If you know me, or know me through my writing, you may know that I like to run and listen to music. And that my favorite kind is the "alternative" kind from the 80s…The Cult, The Cure, Love and Rockets, (and the best of all) Depeche Mode.
So over the long holiday weekend, guess what was up with me? Running and listening to my beloved alt 80s Pandora station. It's normally the case that I'm listening and thinking and connecting dots on stuff that has been on my mind. And so it went, this past Memorial Day weekend.
A couple of songs played back-to-back ("What is Love?" by Howard Jones then "Strangelove" by Depeche Mode) and got me thinking about a recent talk I heard, given by one of the "TED talk" stars, Simon Sinek (the "Start With Why" guy). Simon is working on his next book and delivered a talk that got into theory on how body chemicals drive human behavior. Specifically, four categories of body chemicals: endorphins, dopamine, serotonin and oxytocin.
It fascinated me and is something I've intuited for most of my life: that we can take what drives us and use it as tool to help us reach our intended goals and destinations, or what drives us can end up working against us and derail us from our best selves.
Simon did a great job of breaking this down with specific examples of what these chemicals do to us, and how to get more of them. And how we can go about this in healthy ways, or veer off into the land of the dysfunctional, the addicted. My Pandora "love connection" moment connected here - thinking of the feeling you get when you are in love ("in love," versus feeling love). How you just … want… more …
Enter: dopamine. Dopamine is a neurotransmitter that I can break down in simple terms to a "pleasure chemical" or "reward." You do or get something that feels good to you, there's a dopamine "hit" - so most likely you are going to want to repeat the behavior that gave you the fix.
Scientific research supports the notion that dopamine drives behavior. In fact, a conclusion of one recent study published in the Journal of Neuroscience is that the way your brain handles dopamine may predict whether you are a hard worker or a slacker…because this chemical is involved in the driving of behavior through reward.
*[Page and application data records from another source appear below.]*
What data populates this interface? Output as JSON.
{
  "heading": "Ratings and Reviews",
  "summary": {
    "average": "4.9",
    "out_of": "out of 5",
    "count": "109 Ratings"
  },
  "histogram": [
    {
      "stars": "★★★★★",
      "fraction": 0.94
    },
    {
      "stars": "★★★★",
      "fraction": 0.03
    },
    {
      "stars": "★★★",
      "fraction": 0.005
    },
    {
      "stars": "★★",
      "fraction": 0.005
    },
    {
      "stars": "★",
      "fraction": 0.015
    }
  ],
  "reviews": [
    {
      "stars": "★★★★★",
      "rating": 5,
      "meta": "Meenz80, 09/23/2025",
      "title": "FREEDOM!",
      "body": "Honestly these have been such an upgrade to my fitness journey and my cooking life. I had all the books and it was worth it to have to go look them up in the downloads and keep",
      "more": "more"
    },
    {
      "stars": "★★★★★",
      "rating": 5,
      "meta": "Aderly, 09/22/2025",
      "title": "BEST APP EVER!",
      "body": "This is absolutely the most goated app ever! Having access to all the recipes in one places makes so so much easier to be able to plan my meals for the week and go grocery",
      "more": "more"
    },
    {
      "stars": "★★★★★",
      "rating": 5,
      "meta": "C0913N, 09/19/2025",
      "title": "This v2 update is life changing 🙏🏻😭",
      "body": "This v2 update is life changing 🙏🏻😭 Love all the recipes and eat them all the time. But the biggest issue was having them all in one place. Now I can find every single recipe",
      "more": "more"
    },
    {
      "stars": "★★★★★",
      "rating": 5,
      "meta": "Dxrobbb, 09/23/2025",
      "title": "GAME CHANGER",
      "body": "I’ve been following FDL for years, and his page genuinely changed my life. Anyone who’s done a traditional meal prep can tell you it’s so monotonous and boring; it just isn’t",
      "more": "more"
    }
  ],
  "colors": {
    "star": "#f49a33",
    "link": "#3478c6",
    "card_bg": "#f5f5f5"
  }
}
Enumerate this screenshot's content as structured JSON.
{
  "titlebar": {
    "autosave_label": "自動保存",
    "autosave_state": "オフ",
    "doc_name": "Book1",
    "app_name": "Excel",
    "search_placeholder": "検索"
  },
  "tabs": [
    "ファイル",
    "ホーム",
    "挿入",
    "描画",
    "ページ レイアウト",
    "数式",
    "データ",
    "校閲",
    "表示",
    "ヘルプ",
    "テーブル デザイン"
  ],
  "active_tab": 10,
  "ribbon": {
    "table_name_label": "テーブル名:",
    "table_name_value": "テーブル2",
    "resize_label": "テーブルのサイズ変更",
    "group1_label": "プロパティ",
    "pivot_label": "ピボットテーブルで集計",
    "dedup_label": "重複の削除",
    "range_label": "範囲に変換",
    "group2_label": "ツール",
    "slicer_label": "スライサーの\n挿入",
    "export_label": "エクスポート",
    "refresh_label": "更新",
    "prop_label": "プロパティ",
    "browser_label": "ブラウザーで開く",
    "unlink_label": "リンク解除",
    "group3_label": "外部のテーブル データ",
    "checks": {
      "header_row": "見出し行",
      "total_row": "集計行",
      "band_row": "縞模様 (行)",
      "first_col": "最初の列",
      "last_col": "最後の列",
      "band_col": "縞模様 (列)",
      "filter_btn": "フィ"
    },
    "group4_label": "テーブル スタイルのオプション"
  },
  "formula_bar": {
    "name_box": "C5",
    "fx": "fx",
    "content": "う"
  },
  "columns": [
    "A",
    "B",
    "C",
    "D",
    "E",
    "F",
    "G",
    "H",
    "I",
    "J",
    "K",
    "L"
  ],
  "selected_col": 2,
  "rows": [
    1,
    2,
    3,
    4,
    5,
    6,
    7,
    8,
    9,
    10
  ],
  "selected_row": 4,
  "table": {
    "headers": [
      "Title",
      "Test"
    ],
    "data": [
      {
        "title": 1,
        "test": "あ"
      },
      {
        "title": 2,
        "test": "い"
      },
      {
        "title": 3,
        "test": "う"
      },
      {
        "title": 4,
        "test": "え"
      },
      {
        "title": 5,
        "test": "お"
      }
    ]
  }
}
Moving through the other categories of behavior-driving chemicals: We all know about endorphins, from coverage in the scientific and popular press about the "exercise high" - it's the endorphins that run this show.
Serotonin has also become a part of our everyday vocabulary, thanks to the mainstreaming of mental illness and treatment involving serotonin (one example is depression, often treated with a type of antidepressant known as an SSRI or selective serotonin reuptake inhibitor).
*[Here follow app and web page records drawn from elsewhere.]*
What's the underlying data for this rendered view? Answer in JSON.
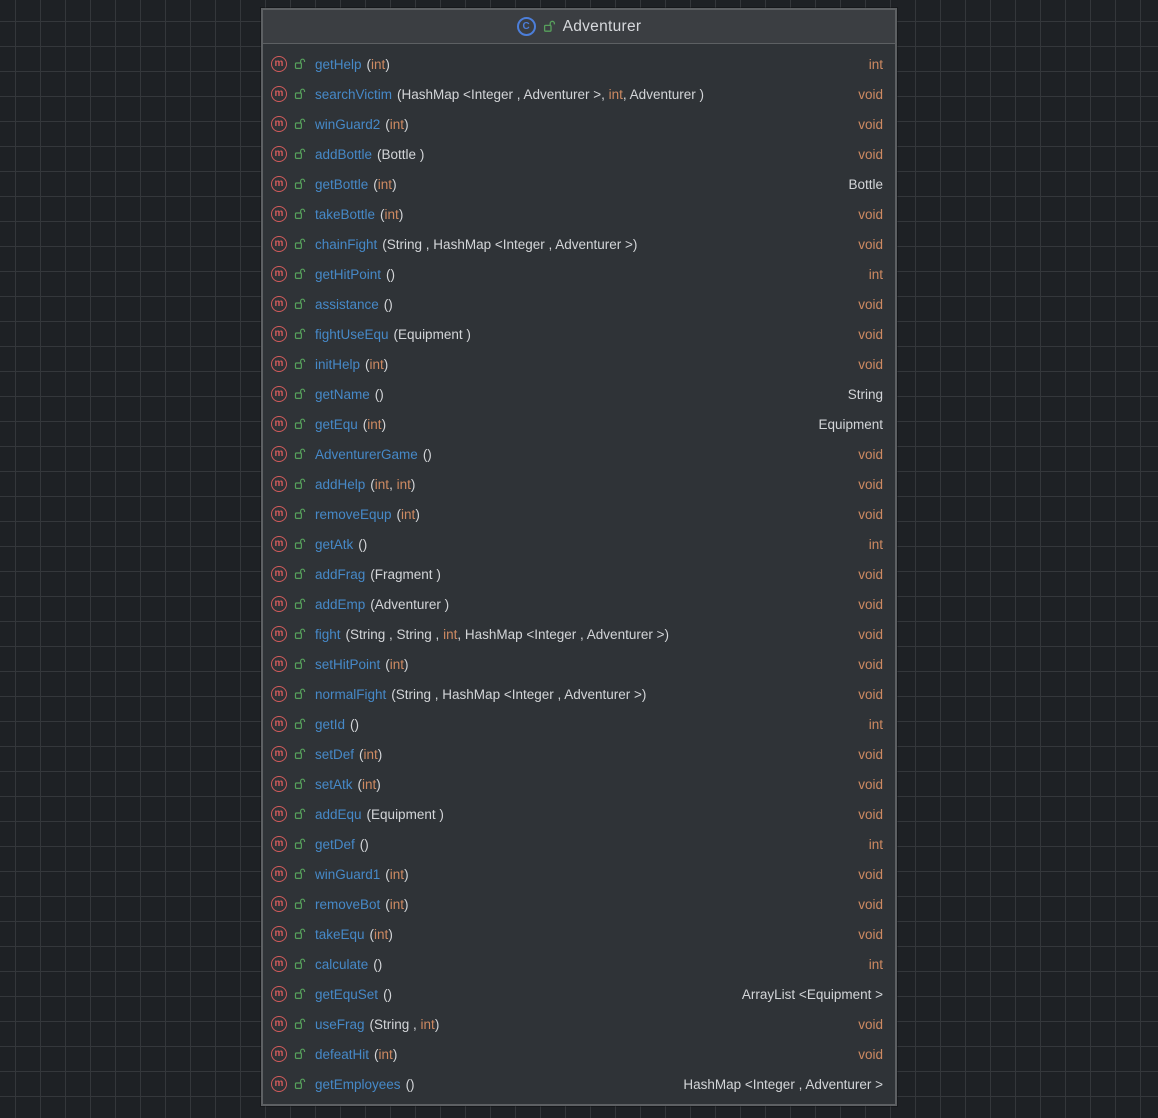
{
  "colors": {
    "canvas_background": "#1e2125",
    "grid_line": "#34373b",
    "panel_background": "#2f3337",
    "panel_header_background": "#3b3e42",
    "panel_border": "#5d6063",
    "method_name_blue": "#4689c8",
    "keyword_orange": "#ce8a62",
    "type_gray": "#d3d5d8",
    "method_icon_red": "#d25b5b",
    "class_icon_blue": "#4c7ed9",
    "public_lock_green": "#57a05c",
    "title_text": "#d7d9dd"
  },
  "icons": {
    "class_icon": "circled-letter-C",
    "method_icon": "circled-letter-m",
    "visibility_icon": "open-padlock-public",
    "class_icon_letter": "C",
    "method_icon_letter": "m"
  },
  "class_box": {
    "title": "Adventurer",
    "methods": [
      {
        "name": "getHelp",
        "params": [
          {
            "t": "(",
            "k": "pl"
          },
          {
            "t": "int",
            "k": "kw"
          },
          {
            "t": ")",
            "k": "pl"
          }
        ],
        "ret": "int",
        "ret_kind": "kw"
      },
      {
        "name": "searchVictim",
        "params": [
          {
            "t": "(HashMap <Integer , Adventurer >, ",
            "k": "pl"
          },
          {
            "t": "int",
            "k": "kw"
          },
          {
            "t": ", Adventurer )",
            "k": "pl"
          }
        ],
        "ret": "void",
        "ret_kind": "kw"
      },
      {
        "name": "winGuard2",
        "params": [
          {
            "t": "(",
            "k": "pl"
          },
          {
            "t": "int",
            "k": "kw"
          },
          {
            "t": ")",
            "k": "pl"
          }
        ],
        "ret": "void",
        "ret_kind": "kw"
      },
      {
        "name": "addBottle",
        "params": [
          {
            "t": "(Bottle )",
            "k": "pl"
          }
        ],
        "ret": "void",
        "ret_kind": "kw"
      },
      {
        "name": "getBottle",
        "params": [
          {
            "t": "(",
            "k": "pl"
          },
          {
            "t": "int",
            "k": "kw"
          },
          {
            "t": ")",
            "k": "pl"
          }
        ],
        "ret": "Bottle",
        "ret_kind": "pl"
      },
      {
        "name": "takeBottle",
        "params": [
          {
            "t": "(",
            "k": "pl"
          },
          {
            "t": "int",
            "k": "kw"
          },
          {
            "t": ")",
            "k": "pl"
          }
        ],
        "ret": "void",
        "ret_kind": "kw"
      },
      {
        "name": "chainFight",
        "params": [
          {
            "t": "(String , HashMap <Integer , Adventurer >)",
            "k": "pl"
          }
        ],
        "ret": "void",
        "ret_kind": "kw"
      },
      {
        "name": "getHitPoint",
        "params": [
          {
            "t": "()",
            "k": "pl"
          }
        ],
        "ret": "int",
        "ret_kind": "kw"
      },
      {
        "name": "assistance",
        "params": [
          {
            "t": "()",
            "k": "pl"
          }
        ],
        "ret": "void",
        "ret_kind": "kw"
      },
      {
        "name": "fightUseEqu",
        "params": [
          {
            "t": "(Equipment )",
            "k": "pl"
          }
        ],
        "ret": "void",
        "ret_kind": "kw"
      },
      {
        "name": "initHelp",
        "params": [
          {
            "t": "(",
            "k": "pl"
          },
          {
            "t": "int",
            "k": "kw"
          },
          {
            "t": ")",
            "k": "pl"
          }
        ],
        "ret": "void",
        "ret_kind": "kw"
      },
      {
        "name": "getName",
        "params": [
          {
            "t": "()",
            "k": "pl"
          }
        ],
        "ret": "String",
        "ret_kind": "pl"
      },
      {
        "name": "getEqu",
        "params": [
          {
            "t": "(",
            "k": "pl"
          },
          {
            "t": "int",
            "k": "kw"
          },
          {
            "t": ")",
            "k": "pl"
          }
        ],
        "ret": "Equipment",
        "ret_kind": "pl"
      },
      {
        "name": "AdventurerGame",
        "params": [
          {
            "t": "()",
            "k": "pl"
          }
        ],
        "ret": "void",
        "ret_kind": "kw"
      },
      {
        "name": "addHelp",
        "params": [
          {
            "t": "(",
            "k": "pl"
          },
          {
            "t": "int",
            "k": "kw"
          },
          {
            "t": ", ",
            "k": "pl"
          },
          {
            "t": "int",
            "k": "kw"
          },
          {
            "t": ")",
            "k": "pl"
          }
        ],
        "ret": "void",
        "ret_kind": "kw"
      },
      {
        "name": "removeEqup",
        "params": [
          {
            "t": "(",
            "k": "pl"
          },
          {
            "t": "int",
            "k": "kw"
          },
          {
            "t": ")",
            "k": "pl"
          }
        ],
        "ret": "void",
        "ret_kind": "kw"
      },
      {
        "name": "getAtk",
        "params": [
          {
            "t": "()",
            "k": "pl"
          }
        ],
        "ret": "int",
        "ret_kind": "kw"
      },
      {
        "name": "addFrag",
        "params": [
          {
            "t": "(Fragment )",
            "k": "pl"
          }
        ],
        "ret": "void",
        "ret_kind": "kw"
      },
      {
        "name": "addEmp",
        "params": [
          {
            "t": "(Adventurer )",
            "k": "pl"
          }
        ],
        "ret": "void",
        "ret_kind": "kw"
      },
      {
        "name": "fight",
        "params": [
          {
            "t": "(String , String , ",
            "k": "pl"
          },
          {
            "t": "int",
            "k": "kw"
          },
          {
            "t": ", HashMap <Integer , Adventurer >)",
            "k": "pl"
          }
        ],
        "ret": "void",
        "ret_kind": "kw"
      },
      {
        "name": "setHitPoint",
        "params": [
          {
            "t": "(",
            "k": "pl"
          },
          {
            "t": "int",
            "k": "kw"
          },
          {
            "t": ")",
            "k": "pl"
          }
        ],
        "ret": "void",
        "ret_kind": "kw"
      },
      {
        "name": "normalFight",
        "params": [
          {
            "t": "(String , HashMap <Integer , Adventurer >)",
            "k": "pl"
          }
        ],
        "ret": "void",
        "ret_kind": "kw"
      },
      {
        "name": "getId",
        "params": [
          {
            "t": "()",
            "k": "pl"
          }
        ],
        "ret": "int",
        "ret_kind": "kw"
      },
      {
        "name": "setDef",
        "params": [
          {
            "t": "(",
            "k": "pl"
          },
          {
            "t": "int",
            "k": "kw"
          },
          {
            "t": ")",
            "k": "pl"
          }
        ],
        "ret": "void",
        "ret_kind": "kw"
      },
      {
        "name": "setAtk",
        "params": [
          {
            "t": "(",
            "k": "pl"
          },
          {
            "t": "int",
            "k": "kw"
          },
          {
            "t": ")",
            "k": "pl"
          }
        ],
        "ret": "void",
        "ret_kind": "kw"
      },
      {
        "name": "addEqu",
        "params": [
          {
            "t": "(Equipment )",
            "k": "pl"
          }
        ],
        "ret": "void",
        "ret_kind": "kw"
      },
      {
        "name": "getDef",
        "params": [
          {
            "t": "()",
            "k": "pl"
          }
        ],
        "ret": "int",
        "ret_kind": "kw"
      },
      {
        "name": "winGuard1",
        "params": [
          {
            "t": "(",
            "k": "pl"
          },
          {
            "t": "int",
            "k": "kw"
          },
          {
            "t": ")",
            "k": "pl"
          }
        ],
        "ret": "void",
        "ret_kind": "kw"
      },
      {
        "name": "removeBot",
        "params": [
          {
            "t": "(",
            "k": "pl"
          },
          {
            "t": "int",
            "k": "kw"
          },
          {
            "t": ")",
            "k": "pl"
          }
        ],
        "ret": "void",
        "ret_kind": "kw"
      },
      {
        "name": "takeEqu",
        "params": [
          {
            "t": "(",
            "k": "pl"
          },
          {
            "t": "int",
            "k": "kw"
          },
          {
            "t": ")",
            "k": "pl"
          }
        ],
        "ret": "void",
        "ret_kind": "kw"
      },
      {
        "name": "calculate",
        "params": [
          {
            "t": "()",
            "k": "pl"
          }
        ],
        "ret": "int",
        "ret_kind": "kw"
      },
      {
        "name": "getEquSet",
        "params": [
          {
            "t": "()",
            "k": "pl"
          }
        ],
        "ret": "ArrayList <Equipment >",
        "ret_kind": "pl"
      },
      {
        "name": "useFrag",
        "params": [
          {
            "t": "(String , ",
            "k": "pl"
          },
          {
            "t": "int",
            "k": "kw"
          },
          {
            "t": ")",
            "k": "pl"
          }
        ],
        "ret": "void",
        "ret_kind": "kw"
      },
      {
        "name": "defeatHit",
        "params": [
          {
            "t": "(",
            "k": "pl"
          },
          {
            "t": "int",
            "k": "kw"
          },
          {
            "t": ")",
            "k": "pl"
          }
        ],
        "ret": "void",
        "ret_kind": "kw"
      },
      {
        "name": "getEmployees",
        "params": [
          {
            "t": "()",
            "k": "pl"
          }
        ],
        "ret": "HashMap <Integer , Adventurer >",
        "ret_kind": "pl"
      }
    ]
  }
}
Oxytocin is a bonding hormone - it makes you feel close and connected. And one way to get it is through sex. Another, through childbirth. Yet another: nursing an infant.
In short, these four categories of body chemicals are biology at work. So, how to harness biology in a way that works for us, not against us? Volume 2 addresses my thoughts here.
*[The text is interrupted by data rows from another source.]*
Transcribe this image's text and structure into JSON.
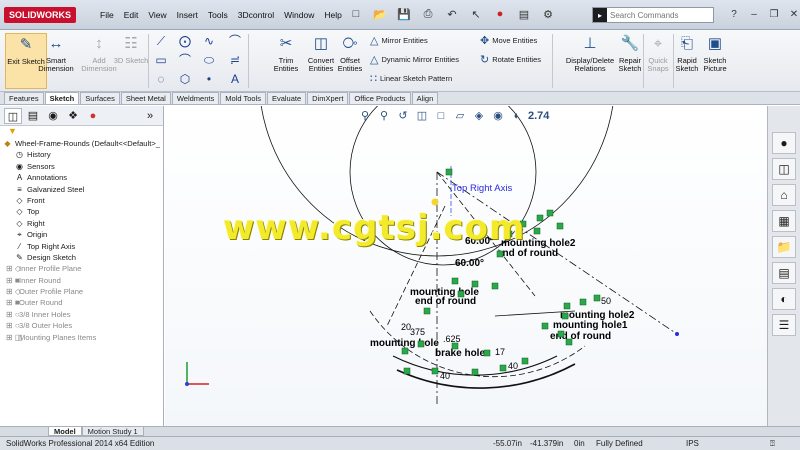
{
  "app": {
    "logo": "SOLIDWORKS"
  },
  "menu": [
    "File",
    "Edit",
    "View",
    "Insert",
    "Tools",
    "3Dcontrol",
    "Window",
    "Help"
  ],
  "search": {
    "placeholder": "Search Commands"
  },
  "commands": {
    "exit_sketch": "Exit Sketch",
    "smart_dimension": "Smart Dimension",
    "add_dimension": "Add Dimension",
    "sketch_3d": "3D Sketch",
    "trim_entities": "Trim Entities",
    "convert_entities": "Convert Entities",
    "offset_entities": "Offset Entities",
    "mirror_entities": "Mirror Entities",
    "dynamic_mirror": "Dynamic Mirror Entities",
    "linear_pattern": "Linear Sketch Pattern",
    "move_entities": "Move Entities",
    "rotate_entities": "Rotate Entities",
    "display_relations": "Display/Delete Relations",
    "repair_sketch": "Repair Sketch",
    "quick_snaps": "Quick Snaps",
    "rapid_sketch": "Rapid Sketch",
    "sketch_picture": "Sketch Picture"
  },
  "tabs": [
    "Features",
    "Sketch",
    "Surfaces",
    "Sheet Metal",
    "Weldments",
    "Mold Tools",
    "Evaluate",
    "DimXpert",
    "Office Products",
    "Align"
  ],
  "active_tab": "Sketch",
  "tree": {
    "root": "Wheel-Frame-Rounds  (Default<<Default>_",
    "items": [
      {
        "label": "History",
        "grey": false
      },
      {
        "label": "Sensors",
        "grey": false
      },
      {
        "label": "Annotations",
        "grey": false
      },
      {
        "label": "Galvanized Steel",
        "grey": false
      },
      {
        "label": "Front",
        "grey": false
      },
      {
        "label": "Top",
        "grey": false
      },
      {
        "label": "Right",
        "grey": false
      },
      {
        "label": "Origin",
        "grey": false
      },
      {
        "label": "Top Right Axis",
        "grey": false
      },
      {
        "label": "Design Sketch",
        "grey": false
      },
      {
        "label": "Inner Profile Plane",
        "grey": true
      },
      {
        "label": "Inner Round",
        "grey": true
      },
      {
        "label": "Outer Profile Plane",
        "grey": true
      },
      {
        "label": "Outer Round",
        "grey": true
      },
      {
        "label": "3/8 Inner Holes",
        "grey": true
      },
      {
        "label": "3/8 Outer Holes",
        "grey": true
      },
      {
        "label": "Mounting Planes Items",
        "grey": true
      }
    ]
  },
  "graphics": {
    "axis_label": "Top Right Axis",
    "dim_a": "60.00°",
    "dim_b": "60.00°",
    "dim_c": "2.74",
    "labels": {
      "mounting_hole2_a": "mounting hole2",
      "end_of_round_a": "end of round",
      "mounting_hole_a": "mounting hole",
      "end_of_round_b": "end of round",
      "mounting_hole2_b": "mounting hole2",
      "mounting_hole1": "mounting hole1",
      "end_of_round_c": "end of round",
      "mounting_hole_c": "mounting hole",
      "brake_hole": "brake hole",
      "dim_375": "375",
      "dim_625": ".625",
      "dim_20": "20",
      "dim_50": "50",
      "dim_40a": "40",
      "dim_40b": "40",
      "dim_17": "17"
    },
    "watermark": "www.cgtsj.com"
  },
  "bottom_tabs": [
    "Model",
    "Motion Study 1"
  ],
  "status": {
    "edition": "SolidWorks Professional 2014 x64 Edition",
    "x": "-55.07in",
    "y": "-41.379in",
    "z": "0in",
    "state": "Fully Defined",
    "units": "IPS"
  }
}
For even more tips on how to get better health and need the health care system less, check out: The New Prescription: How to Get the Best Health Care in a Broken System by Dr. Cynthia D. Haines, M.D. (Dr. Cindy Haines) and Eric Metcalf, M.P.H. This is a book about getting what you really want: better health on your own terms. More medical care doesn’t mean better health. Dr. Haines and Metcalf reveal some of the most egregious problems with a medical system gone awry, opening readers’ eyes to how to better navigate the changes underway. Using solid research, insiders’ insights, and patient anecdotes, they offer cost-effective and potentially life-saving ways to get more out of health care while using less of it.
Published On: June 10, 2013